Set all of the entries down again precisely as they are written.
►
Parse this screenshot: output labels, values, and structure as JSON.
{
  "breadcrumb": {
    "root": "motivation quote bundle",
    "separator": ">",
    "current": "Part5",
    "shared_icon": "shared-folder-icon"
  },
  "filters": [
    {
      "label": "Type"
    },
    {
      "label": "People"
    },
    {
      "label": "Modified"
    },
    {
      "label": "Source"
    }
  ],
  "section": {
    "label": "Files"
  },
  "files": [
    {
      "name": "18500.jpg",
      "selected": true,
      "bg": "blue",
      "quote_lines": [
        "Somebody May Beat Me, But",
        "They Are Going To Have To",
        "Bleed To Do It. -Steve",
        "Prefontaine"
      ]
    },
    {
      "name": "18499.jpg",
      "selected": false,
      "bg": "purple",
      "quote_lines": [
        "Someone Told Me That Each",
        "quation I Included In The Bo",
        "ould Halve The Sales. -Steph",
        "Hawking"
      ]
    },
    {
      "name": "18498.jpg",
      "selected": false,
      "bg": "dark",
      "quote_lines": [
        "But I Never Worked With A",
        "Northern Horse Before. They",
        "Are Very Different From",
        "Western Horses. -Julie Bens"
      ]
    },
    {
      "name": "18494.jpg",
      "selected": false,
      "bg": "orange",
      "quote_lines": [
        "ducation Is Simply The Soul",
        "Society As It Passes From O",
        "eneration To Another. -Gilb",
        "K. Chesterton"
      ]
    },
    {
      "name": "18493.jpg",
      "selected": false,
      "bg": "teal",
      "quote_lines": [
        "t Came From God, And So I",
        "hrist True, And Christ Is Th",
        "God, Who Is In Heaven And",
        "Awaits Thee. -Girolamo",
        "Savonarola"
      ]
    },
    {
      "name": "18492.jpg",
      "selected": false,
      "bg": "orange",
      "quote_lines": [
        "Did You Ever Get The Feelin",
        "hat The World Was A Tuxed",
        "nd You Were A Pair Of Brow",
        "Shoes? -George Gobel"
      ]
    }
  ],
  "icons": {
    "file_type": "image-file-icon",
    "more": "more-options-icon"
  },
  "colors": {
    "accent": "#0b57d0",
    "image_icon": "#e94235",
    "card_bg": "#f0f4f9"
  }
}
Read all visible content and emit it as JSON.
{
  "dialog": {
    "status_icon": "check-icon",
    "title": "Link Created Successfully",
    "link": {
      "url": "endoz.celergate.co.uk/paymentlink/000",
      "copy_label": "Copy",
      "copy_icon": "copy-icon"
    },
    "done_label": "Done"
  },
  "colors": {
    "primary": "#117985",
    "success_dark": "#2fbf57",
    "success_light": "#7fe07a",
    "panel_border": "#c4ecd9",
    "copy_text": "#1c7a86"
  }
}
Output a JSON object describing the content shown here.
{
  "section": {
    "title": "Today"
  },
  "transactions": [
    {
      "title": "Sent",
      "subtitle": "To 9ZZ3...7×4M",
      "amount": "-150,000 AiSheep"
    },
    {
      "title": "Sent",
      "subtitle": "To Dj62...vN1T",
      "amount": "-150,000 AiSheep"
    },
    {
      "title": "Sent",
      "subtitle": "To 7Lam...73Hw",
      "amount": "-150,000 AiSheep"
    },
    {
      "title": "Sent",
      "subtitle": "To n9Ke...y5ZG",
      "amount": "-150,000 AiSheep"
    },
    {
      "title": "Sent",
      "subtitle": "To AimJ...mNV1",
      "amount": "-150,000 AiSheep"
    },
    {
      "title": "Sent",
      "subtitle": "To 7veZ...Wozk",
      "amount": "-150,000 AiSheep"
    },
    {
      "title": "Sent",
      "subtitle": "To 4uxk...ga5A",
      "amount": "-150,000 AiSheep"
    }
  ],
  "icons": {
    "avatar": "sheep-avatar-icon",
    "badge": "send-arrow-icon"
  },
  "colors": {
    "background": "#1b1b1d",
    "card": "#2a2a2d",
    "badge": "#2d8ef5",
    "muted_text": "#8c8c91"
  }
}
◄
**Answer for the task:**
Parse this screenshot: output labels, values, and structure as JSON.
{
  "breadcrumb": {
    "root": "motivation quote bundle",
    "separator": ">",
    "current": "Part5",
    "shared_icon": "shared-folder-icon"
  },
  "filters": [
    {
      "label": "Type"
    },
    {
      "label": "People"
    },
    {
      "label": "Modified"
    },
    {
      "label": "Source"
    }
  ],
  "section": {
    "label": "Files"
  },
  "files": [
    {
      "name": "18500.jpg",
      "selected": true,
      "bg": "blue",
      "quote_lines": [
        "Somebody May Beat Me, But",
        "They Are Going To Have To",
        "Bleed To Do It. -Steve",
        "Prefontaine"
      ]
    },
    {
      "name": "18499.jpg",
      "selected": false,
      "bg": "purple",
      "quote_lines": [
        "Someone Told Me That Each",
        "quation I Included In The Bo",
        "ould Halve The Sales. -Steph",
        "Hawking"
      ]
    },
    {
      "name": "18498.jpg",
      "selected": false,
      "bg": "dark",
      "quote_lines": [
        "But I Never Worked With A",
        "Northern Horse Before. They",
        "Are Very Different From",
        "Western Horses. -Julie Bens"
      ]
    },
    {
      "name": "18494.jpg",
      "selected": false,
      "bg": "orange",
      "quote_lines": [
        "ducation Is Simply The Soul",
        "Society As It Passes From O",
        "eneration To Another. -Gilb",
        "K. Chesterton"
      ]
    },
    {
      "name": "18493.jpg",
      "selected": false,
      "bg": "teal",
      "quote_lines": [
        "t Came From God, And So I",
        "hrist True, And Christ Is Th",
        "God, Who Is In Heaven And",
        "Awaits Thee. -Girolamo",
        "Savonarola"
      ]
    },
    {
      "name": "18492.jpg",
      "selected": false,
      "bg": "orange",
      "quote_lines": [
        "Did You Ever Get The Feelin",
        "hat The World Was A Tuxed",
        "nd You Were A Pair Of Brow",
        "Shoes? -George Gobel"
      ]
    }
  ],
  "icons": {
    "file_type": "image-file-icon",
    "more": "more-options-icon"
  },
  "colors": {
    "accent": "#0b57d0",
    "image_icon": "#e94235",
    "card_bg": "#f0f4f9"
  }
}
Read all visible content and emit it as JSON.
{
  "dialog": {
    "status_icon": "check-icon",
    "title": "Link Created Successfully",
    "link": {
      "url": "endoz.celergate.co.uk/paymentlink/000",
      "copy_label": "Copy",
      "copy_icon": "copy-icon"
    },
    "done_label": "Done"
  },
  "colors": {
    "primary": "#117985",
    "success_dark": "#2fbf57",
    "success_light": "#7fe07a",
    "panel_border": "#c4ecd9",
    "copy_text": "#1c7a86"
  }
}
Output a JSON object describing the content shown here.
{
  "section": {
    "title": "Today"
  },
  "transactions": [
    {
      "title": "Sent",
      "subtitle": "To 9ZZ3...7×4M",
      "amount": "-150,000 AiSheep"
    },
    {
      "title": "Sent",
      "subtitle": "To Dj62...vN1T",
      "amount": "-150,000 AiSheep"
    },
    {
      "title": "Sent",
      "subtitle": "To 7Lam...73Hw",
      "amount": "-150,000 AiSheep"
    },
    {
      "title": "Sent",
      "subtitle": "To n9Ke...y5ZG",
      "amount": "-150,000 AiSheep"
    },
    {
      "title": "Sent",
      "subtitle": "To AimJ...mNV1",
      "amount": "-150,000 AiSheep"
    },
    {
      "title": "Sent",
      "subtitle": "To 7veZ...Wozk",
      "amount": "-150,000 AiSheep"
    },
    {
      "title": "Sent",
      "subtitle": "To 4uxk...ga5A",
      "amount": "-150,000 AiSheep"
    }
  ],
  "icons": {
    "avatar": "sheep-avatar-icon",
    "badge": "send-arrow-icon"
  },
  "colors": {
    "background": "#1b1b1d",
    "card": "#2a2a2d",
    "badge": "#2d8ef5",
    "muted_text": "#8c8c91"
  }
}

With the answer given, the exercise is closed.